A Diabetes-Friendly Thanksgiving Recipe

No-holds-barred Thanksgiving feasts can be tricky to navigate when you are trying to keep your blood sugar in control. But before you surrender to foods that make your glucose sky rocket, consider this twist on a comfort food classic based on a Prevention magazine recipe. Start off the fall feast with this aromatic and vitamin-rich soup to keep hunger and portions in check.

Included in this recipe is Curry Powder… a popular spice mix that has a number of valuable health benefits:

  • Blood Sugar Regulation
  • Protection against Heart Disease
  • Ease Pain and Inflammation
  • Boost Bone Health, plus much more…

Curried Butternut Squash Soup

Prep Time: 15 minutes
Cook Time: 35 minutes
Servings: 8


1 butternut squash, halved and seeded
2 tsp vegetable oil
1 large onion, chopped
1 rib celery, finely chopped
2 cloves garlic, minced
2 tsp curry powder
1 Tbsp grated fresh ginger
½ cup white wine or apple juice
2 cans (14.5 oz. each) reduced-sodium chicken or vegetable broth
¼ tsp salt
½ cup low-fat plain yogurt, at room temperature


  1. PLACE the squash, cut side down, on a microwaveable tray. Microwave on high power, rotating once, for 8 to 10 minutes. Remove and let stand for 5 minutes. Scoop out the flesh and place in a large bowl.
  2. MEANWHILE, warm the oil in a Dutch oven over medium heat. Add the onion, celery, and garlic. Cook, stirring often, for 10 minutes, or until the vegetables are soft. Add the curry powder and ginger. Cook for 3 minutes. Add the wine or apple juice. Bring to a boil. Add the broth, the reserved squash, and salt. Reduce the heat to medium. Cook for 10 minutes.
  3. TRANSFER the soup to a blender or food processor in batches. Puree until smooth. Return to the pot. Stir in yogurt.

Nutrition (per serving) 74 calories, 2 g fat, 0 g saturated fat, 2 g protein, 12 g carbohydrates, 4 g sugar, 2 g fiber, 317 mg sodium

Key Ingredient Benefits

Butternut Squash: Most varieties of winter squash are rich in vitamins C and A (in the form of beta-carotene), two antioxidants that help prevent cancer, heart disease, and some eye problems.

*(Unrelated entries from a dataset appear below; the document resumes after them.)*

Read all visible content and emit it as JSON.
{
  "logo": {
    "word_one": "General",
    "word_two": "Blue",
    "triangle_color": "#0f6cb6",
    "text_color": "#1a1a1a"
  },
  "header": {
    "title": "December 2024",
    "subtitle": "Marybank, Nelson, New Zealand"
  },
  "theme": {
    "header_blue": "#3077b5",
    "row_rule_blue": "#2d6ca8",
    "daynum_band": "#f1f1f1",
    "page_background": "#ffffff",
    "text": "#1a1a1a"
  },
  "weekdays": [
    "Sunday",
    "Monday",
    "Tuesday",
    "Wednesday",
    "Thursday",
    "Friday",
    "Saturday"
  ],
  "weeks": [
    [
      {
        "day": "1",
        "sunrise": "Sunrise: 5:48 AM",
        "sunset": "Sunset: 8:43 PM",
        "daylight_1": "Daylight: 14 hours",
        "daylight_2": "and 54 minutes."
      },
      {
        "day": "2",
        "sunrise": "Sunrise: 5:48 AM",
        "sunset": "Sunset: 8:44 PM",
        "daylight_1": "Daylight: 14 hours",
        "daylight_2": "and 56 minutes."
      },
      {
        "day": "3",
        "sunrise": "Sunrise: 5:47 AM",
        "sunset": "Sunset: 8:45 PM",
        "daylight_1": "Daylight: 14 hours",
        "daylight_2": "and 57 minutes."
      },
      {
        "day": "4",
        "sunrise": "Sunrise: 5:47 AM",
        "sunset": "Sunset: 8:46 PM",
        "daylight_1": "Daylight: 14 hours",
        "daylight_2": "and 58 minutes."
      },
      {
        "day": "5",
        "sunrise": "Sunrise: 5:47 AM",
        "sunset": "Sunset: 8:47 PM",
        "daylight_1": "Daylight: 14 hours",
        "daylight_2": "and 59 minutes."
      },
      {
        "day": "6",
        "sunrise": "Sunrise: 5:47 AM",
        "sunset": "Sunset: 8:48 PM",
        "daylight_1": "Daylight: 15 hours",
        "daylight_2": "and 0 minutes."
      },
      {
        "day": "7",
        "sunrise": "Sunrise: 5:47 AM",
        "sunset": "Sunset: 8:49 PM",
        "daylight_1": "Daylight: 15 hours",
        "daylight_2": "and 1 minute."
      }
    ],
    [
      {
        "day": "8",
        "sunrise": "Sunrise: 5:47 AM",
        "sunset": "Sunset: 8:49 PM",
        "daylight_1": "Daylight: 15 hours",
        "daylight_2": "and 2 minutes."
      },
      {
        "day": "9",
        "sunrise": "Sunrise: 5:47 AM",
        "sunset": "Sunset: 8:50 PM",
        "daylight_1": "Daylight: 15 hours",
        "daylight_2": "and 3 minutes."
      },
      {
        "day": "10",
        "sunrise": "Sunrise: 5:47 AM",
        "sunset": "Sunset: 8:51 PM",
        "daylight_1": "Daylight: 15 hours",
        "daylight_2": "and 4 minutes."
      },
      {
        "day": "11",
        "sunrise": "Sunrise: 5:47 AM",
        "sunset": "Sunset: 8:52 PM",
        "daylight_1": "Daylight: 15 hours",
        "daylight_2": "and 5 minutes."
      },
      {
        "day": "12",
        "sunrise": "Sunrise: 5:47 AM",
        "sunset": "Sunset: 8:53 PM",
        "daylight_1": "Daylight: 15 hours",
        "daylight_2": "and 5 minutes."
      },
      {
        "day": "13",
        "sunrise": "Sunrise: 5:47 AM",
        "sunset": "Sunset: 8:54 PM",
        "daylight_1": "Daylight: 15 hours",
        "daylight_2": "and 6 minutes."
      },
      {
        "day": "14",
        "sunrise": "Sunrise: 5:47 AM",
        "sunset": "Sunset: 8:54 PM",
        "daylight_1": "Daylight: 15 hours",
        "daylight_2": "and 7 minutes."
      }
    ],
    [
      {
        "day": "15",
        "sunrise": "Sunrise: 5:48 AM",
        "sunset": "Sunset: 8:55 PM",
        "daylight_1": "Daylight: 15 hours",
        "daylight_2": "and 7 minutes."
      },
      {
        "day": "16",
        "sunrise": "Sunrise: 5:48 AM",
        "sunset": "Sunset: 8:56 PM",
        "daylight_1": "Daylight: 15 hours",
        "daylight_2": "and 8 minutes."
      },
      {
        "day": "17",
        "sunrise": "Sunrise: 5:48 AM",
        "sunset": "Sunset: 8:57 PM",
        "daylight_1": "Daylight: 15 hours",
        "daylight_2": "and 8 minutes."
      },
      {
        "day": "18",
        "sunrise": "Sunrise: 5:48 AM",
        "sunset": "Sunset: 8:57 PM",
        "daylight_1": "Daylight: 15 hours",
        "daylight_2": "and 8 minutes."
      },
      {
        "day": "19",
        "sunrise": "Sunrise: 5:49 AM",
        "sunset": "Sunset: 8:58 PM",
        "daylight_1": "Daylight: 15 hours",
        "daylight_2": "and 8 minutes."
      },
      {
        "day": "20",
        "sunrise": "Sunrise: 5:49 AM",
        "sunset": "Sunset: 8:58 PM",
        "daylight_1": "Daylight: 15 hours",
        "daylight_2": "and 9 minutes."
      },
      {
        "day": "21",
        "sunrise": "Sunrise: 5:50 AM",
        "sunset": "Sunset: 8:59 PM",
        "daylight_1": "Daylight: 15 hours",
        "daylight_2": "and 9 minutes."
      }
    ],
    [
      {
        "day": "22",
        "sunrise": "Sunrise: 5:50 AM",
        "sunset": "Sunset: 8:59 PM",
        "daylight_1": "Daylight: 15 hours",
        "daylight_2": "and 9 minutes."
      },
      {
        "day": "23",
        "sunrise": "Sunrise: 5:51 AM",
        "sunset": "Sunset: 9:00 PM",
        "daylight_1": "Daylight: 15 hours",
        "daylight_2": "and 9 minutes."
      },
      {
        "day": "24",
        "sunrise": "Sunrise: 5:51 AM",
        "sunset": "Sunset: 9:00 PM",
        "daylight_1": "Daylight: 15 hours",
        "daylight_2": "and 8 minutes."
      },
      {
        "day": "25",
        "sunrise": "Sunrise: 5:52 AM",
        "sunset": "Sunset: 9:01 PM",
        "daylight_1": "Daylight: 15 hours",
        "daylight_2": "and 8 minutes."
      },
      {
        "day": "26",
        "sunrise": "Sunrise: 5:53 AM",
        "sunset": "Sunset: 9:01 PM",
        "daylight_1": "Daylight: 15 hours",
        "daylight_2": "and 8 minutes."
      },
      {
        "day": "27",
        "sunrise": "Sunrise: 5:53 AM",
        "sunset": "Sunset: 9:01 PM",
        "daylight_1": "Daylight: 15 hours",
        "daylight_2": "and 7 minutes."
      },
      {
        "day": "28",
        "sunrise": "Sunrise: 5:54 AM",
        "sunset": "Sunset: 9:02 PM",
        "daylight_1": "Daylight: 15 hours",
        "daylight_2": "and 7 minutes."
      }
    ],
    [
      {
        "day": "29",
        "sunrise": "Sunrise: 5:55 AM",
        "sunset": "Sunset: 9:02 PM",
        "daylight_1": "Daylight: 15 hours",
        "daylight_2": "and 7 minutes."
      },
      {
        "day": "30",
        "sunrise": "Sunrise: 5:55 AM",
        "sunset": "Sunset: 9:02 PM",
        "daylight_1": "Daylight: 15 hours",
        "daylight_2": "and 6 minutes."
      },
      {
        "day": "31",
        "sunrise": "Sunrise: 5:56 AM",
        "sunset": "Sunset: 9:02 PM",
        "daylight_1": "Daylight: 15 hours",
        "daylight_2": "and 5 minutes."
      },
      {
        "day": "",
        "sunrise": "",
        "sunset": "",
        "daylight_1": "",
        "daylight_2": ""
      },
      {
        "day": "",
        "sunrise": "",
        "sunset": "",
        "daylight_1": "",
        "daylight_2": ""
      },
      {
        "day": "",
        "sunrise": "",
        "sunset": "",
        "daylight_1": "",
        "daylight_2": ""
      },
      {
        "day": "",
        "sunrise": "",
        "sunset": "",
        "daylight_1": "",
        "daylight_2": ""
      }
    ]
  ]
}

That’s why color is important–the darker the squash, the more beta-carotene and other nutrients it contains. Winter squash is also a good source of iron and riboflavin.

Chicken broth: This has been used for treating common colds for centuries. The heat, fluid, and salt may help in the removal of pathogens. Also, the broth may contain important minerals in a form the body can absorb easily – calcium, magnesium, phosphorus, silicon, sulphur and trace minerals. The gelatin present in the broth contains amino acids to support health.

Curry Powder: This ingredient can have a blend of several different spices but usually include coriander, turmeric, cumin, fenugreek, and red pepper in their blends. Many of curry ingredients show potential benefits for inflammation, cardiovascular health, immunity, blood sugar regulation, and cancer prevention.

Onion: This common ingredient contains a number of flavonoids, one being quercetin (found in Juvenon’s Energy Formula). This nutrient has been demonstrated in studies to protect the liver, cool the fire of inflammation and has anti-cancer properties. Quercetin may help in weight control by reducing fat synthesis and increasing fat burning.

Yogurt: This healthy dairy fav contains lactobacillus, a probiotic demonstrated to have positive effects on the health of the digestive system as well as the immune system. Yogurt is rich in calcium, phosphorus, riboflavin-vitamin B2 and iodine and contains vitamin B12 (found in Juvenon’s Energy Formula), pantothenic acid (vitamin B5), zinc, potassium, protein and molybdenum.